When I announce my accomplishments the captain sighs. Jimbo has already done that and said so out loud and if I had listened I wouldn’t have just wasted the last 30 seconds so how about I keep my ears open and do something useful next time. Why am I even playing with this douchebag?
“Time T+2. Threat. Zone White. Repeat. Time T+2. Threat. Zone White.”
Now there is another threat to deal with. Again someone has already shotgunned shooting it out of the sky. So I pick up the cards I had laid down and replace them with actions that move me downstairs and press the “B” button, which adds a plutonium rod to the reactor so that the guns don’t run out of juice. After I say I have done this I get a warm “good thinking” from everyone. Awww, how nice. It would be useful to have some more of those “B” action cards just in case I need to do that again.
“Data transfer. Data transfer in 5, 4, 3, 2, 1.”
I need a “B”! Has anyone got a “B”? Please? When the robot comes out with “Data Transfer” we can swap a card with each other. I manage to bag some more “B” cards. I decide I will run around the bottom keeping our energy supply solid. Let’s hope everyone else does his or her job properly so we survive this ordeal…
“Time T+4. Threat. Zone Red. Repeat. Time T+4. Threat. Zone Red.“
And so it continues. And if you are wondering, everyone else probably didn’t do his or her job properly and you probably didn’t survive the ordeal.
Vlaada Chvatil’s co-operative survival game that was first published in 2008. It comes with a CD of soundtracks of the robot voice dictating various scenarios in a lovely monotone, announcing the threats coming your way and keeping the games rattling along whilst adding a touch of HAL 9000 creepiness to the experience. The scenarios are built randomly so there is plenty of replayability, and Vlaada has successfully used a timed mechanic before in Galaxy Trucker. The series of decisions you make throughout Space Alert are actually simple – move, push button, move again, push different button – and it is not too difficult a game to get your head around (although super-lite gamers may feel a bit of information overload). But as soon as the timer starts, your heart moves up a gear and suddenly the pressure makes everything seem far more complicated.

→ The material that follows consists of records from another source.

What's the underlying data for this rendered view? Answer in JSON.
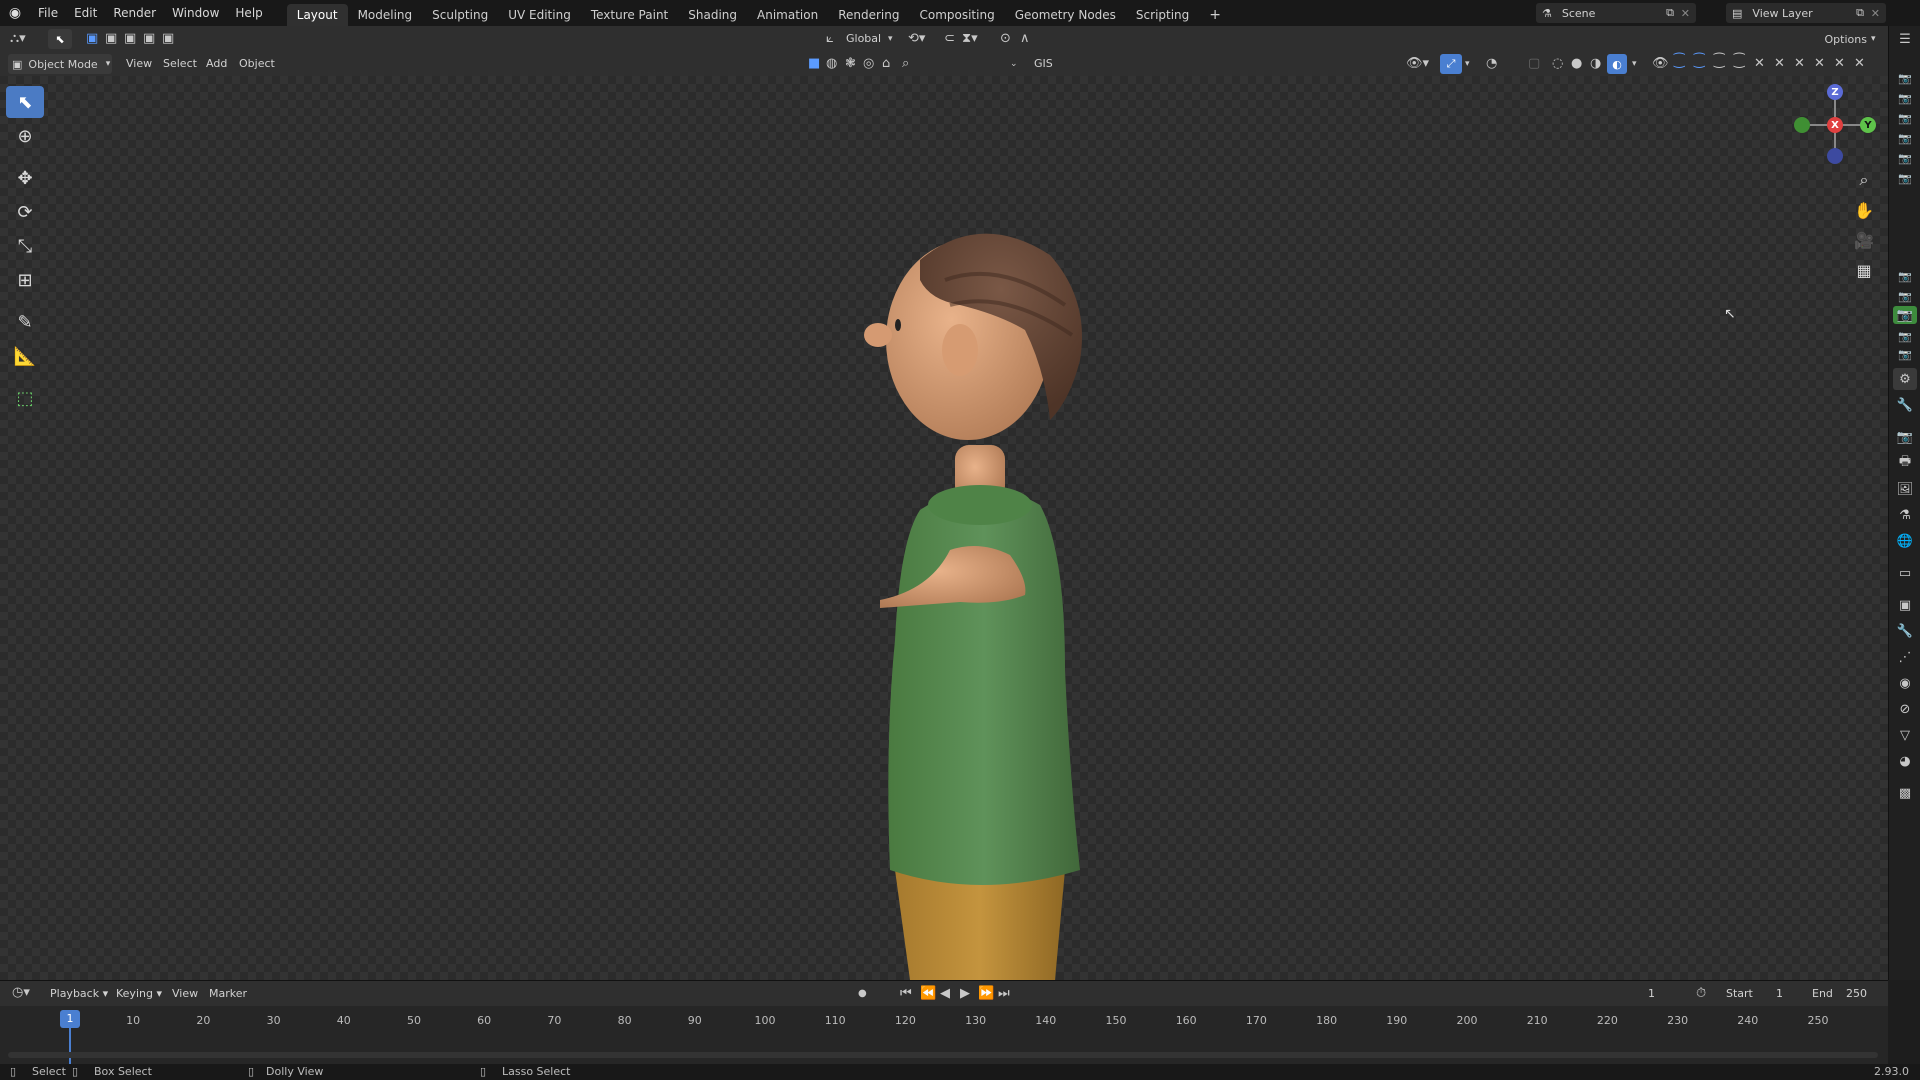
{
  "top_menu": {
    "items": [
      "File",
      "Edit",
      "Render",
      "Window",
      "Help"
    ],
    "workspaces": [
      "Layout",
      "Modeling",
      "Sculpting",
      "UV Editing",
      "Texture Paint",
      "Shading",
      "Animation",
      "Rendering",
      "Compositing",
      "Geometry Nodes",
      "Scripting"
    ],
    "active_workspace": "Layout",
    "add_tab": "+",
    "scene_name": "Scene",
    "view_layer_name": "View Layer"
  },
  "viewport_header": {
    "transform_orientation": "Global",
    "options_label": "Options",
    "mode_label": "Object Mode",
    "menus": [
      "View",
      "Select",
      "Add",
      "Object"
    ],
    "gis_label": "GIS"
  },
  "timeline": {
    "menus": [
      "Playback",
      "Keying",
      "View",
      "Marker"
    ],
    "current_frame": "1",
    "start_label": "Start",
    "start_value": "1",
    "end_label": "End",
    "end_value": "250",
    "frame_display": "1",
    "ticks": [
      "10",
      "20",
      "30",
      "40",
      "50",
      "60",
      "70",
      "80",
      "90",
      "100",
      "110",
      "120",
      "130",
      "140",
      "150",
      "160",
      "170",
      "180",
      "190",
      "200",
      "210",
      "220",
      "230",
      "240",
      "250"
    ]
  },
  "status_bar": {
    "select": "Select",
    "box_select": "Box Select",
    "dolly_view": "Dolly View",
    "lasso_select": "Lasso Select",
    "version": "2.93.0"
  },
  "gizmo": {
    "z": "Z",
    "x": "X",
    "y": "Y"
  },
  "colors": {
    "accent": "#4a7fd1",
    "active_tab_green": "#3d8c3d",
    "sweater": "#5a8a4e",
    "pants": "#b88a3a",
    "skin": "#d8a07a",
    "hair": "#6b4a38"
  }
}
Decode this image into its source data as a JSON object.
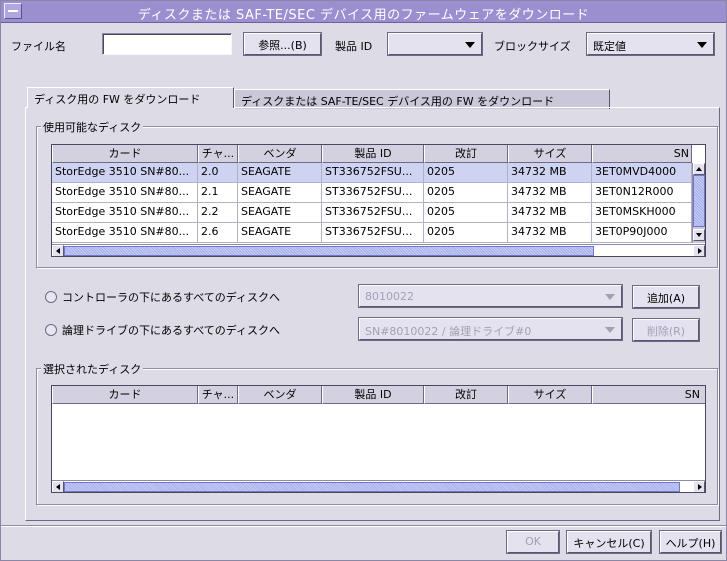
{
  "window": {
    "title": "ディスクまたは SAF-TE/SEC デバイス用のファームウェアをダウンロード"
  },
  "top": {
    "file_label": "ファイル名",
    "file_value": "",
    "browse_label": "参照...(B)",
    "product_id_label": "製品 ID",
    "product_id_value": "",
    "block_size_label": "ブロックサイズ",
    "block_size_value": "既定値"
  },
  "tabs": [
    {
      "label": "ディスク用の FW をダウンロード",
      "active": true
    },
    {
      "label": "ディスクまたは SAF-TE/SEC デバイス用の FW をダウンロード",
      "active": false
    }
  ],
  "available": {
    "title": "使用可能なディスク",
    "columns": [
      "カード",
      "チャ...",
      "ベンダ",
      "製品 ID",
      "改訂",
      "サイズ",
      "SN"
    ],
    "rows": [
      [
        "StorEdge 3510 SN#80...",
        "2.0",
        "SEAGATE",
        "ST336752FSU...",
        "0205",
        "34732 MB",
        "3ET0MVD4000"
      ],
      [
        "StorEdge 3510 SN#80...",
        "2.1",
        "SEAGATE",
        "ST336752FSU...",
        "0205",
        "34732 MB",
        "3ET0N12R000"
      ],
      [
        "StorEdge 3510 SN#80...",
        "2.2",
        "SEAGATE",
        "ST336752FSU...",
        "0205",
        "34732 MB",
        "3ET0MSKH000"
      ],
      [
        "StorEdge 3510 SN#80...",
        "2.6",
        "SEAGATE",
        "ST336752FSU...",
        "0205",
        "34732 MB",
        "3ET0P90J000"
      ]
    ],
    "selected_row": 0
  },
  "options": {
    "radio_controller_label": "コントローラの下にあるすべてのディスクへ",
    "controller_value": "8010022",
    "add_label": "追加(A)",
    "radio_logical_label": "論理ドライブの下にあるすべてのディスクへ",
    "logical_value": "SN#8010022 / 論理ドライブ#0",
    "remove_label": "削除(R)"
  },
  "selected": {
    "title": "選択されたディスク",
    "columns": [
      "カード",
      "チャ...",
      "ベンダ",
      "製品 ID",
      "改訂",
      "サイズ",
      "SN"
    ]
  },
  "footer": {
    "ok_label": "OK",
    "cancel_label": "キャンセル(C)",
    "help_label": "ヘルプ(H)"
  },
  "colors": {
    "title_bar": "#9c8fd0",
    "window_bg": "#dcdbe6",
    "selection": "#cfd3f2"
  }
}
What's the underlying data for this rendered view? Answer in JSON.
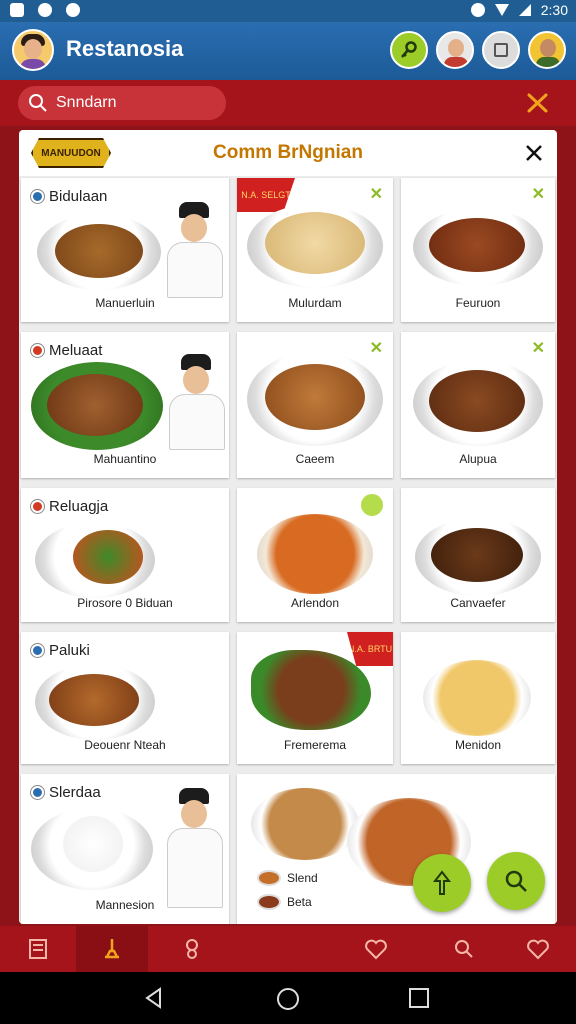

On top of that, the co-operative element makes these seemingly simple decisions a nightmare. There is no point pulling the trigger on that gun or activating that shield unless your friend has kept the energy supply going. And your friend can’t do that unless someone else has put another rod in the nuclear reactor. And none of you can do any of that if someone hasn’t wiggled the mouse in the bridge to prevent the main computer freezing up on a screensaver. Don’t even bother trying to use the lifts at the same time as your pal, either. One of you will be forced to use the ladder, which knocks all your carefully planned actions out of sequence. Which of course then means EVERYONE’S plans are scuppered.
Overall this game is a rollercoaster. Your plans are not supposed to come to fruition. And that is the fun of it. If they do you’ve been incredibly lucky. Or your team is full of super intelligent humans-robots with nerves of steel. But you will play this game and almost be disappointed if you win with ease.
So the questions are always: do you need to try this game? And do you need to buy this game? A definite Yes! to the former question. The steep price tag may put you off buying it but it is a co-operative game, so if you have a gaming group and no one owns it yet, do yourself a favour and take one for the team. Buy it so you can all panic and stress and have fun together.
Space Alert was first released back in 2008 and is a Vlaada Chvatil design produced by CGE. Between one and five can attempt to save your ship (and believe me, most of the time you won’t!) – should you want a copy, check out Gameslore. They can sort you out a copy for a bargain £40.99 with the New Frontier expansion coming in at £20.49. To infinity… and your tabletop!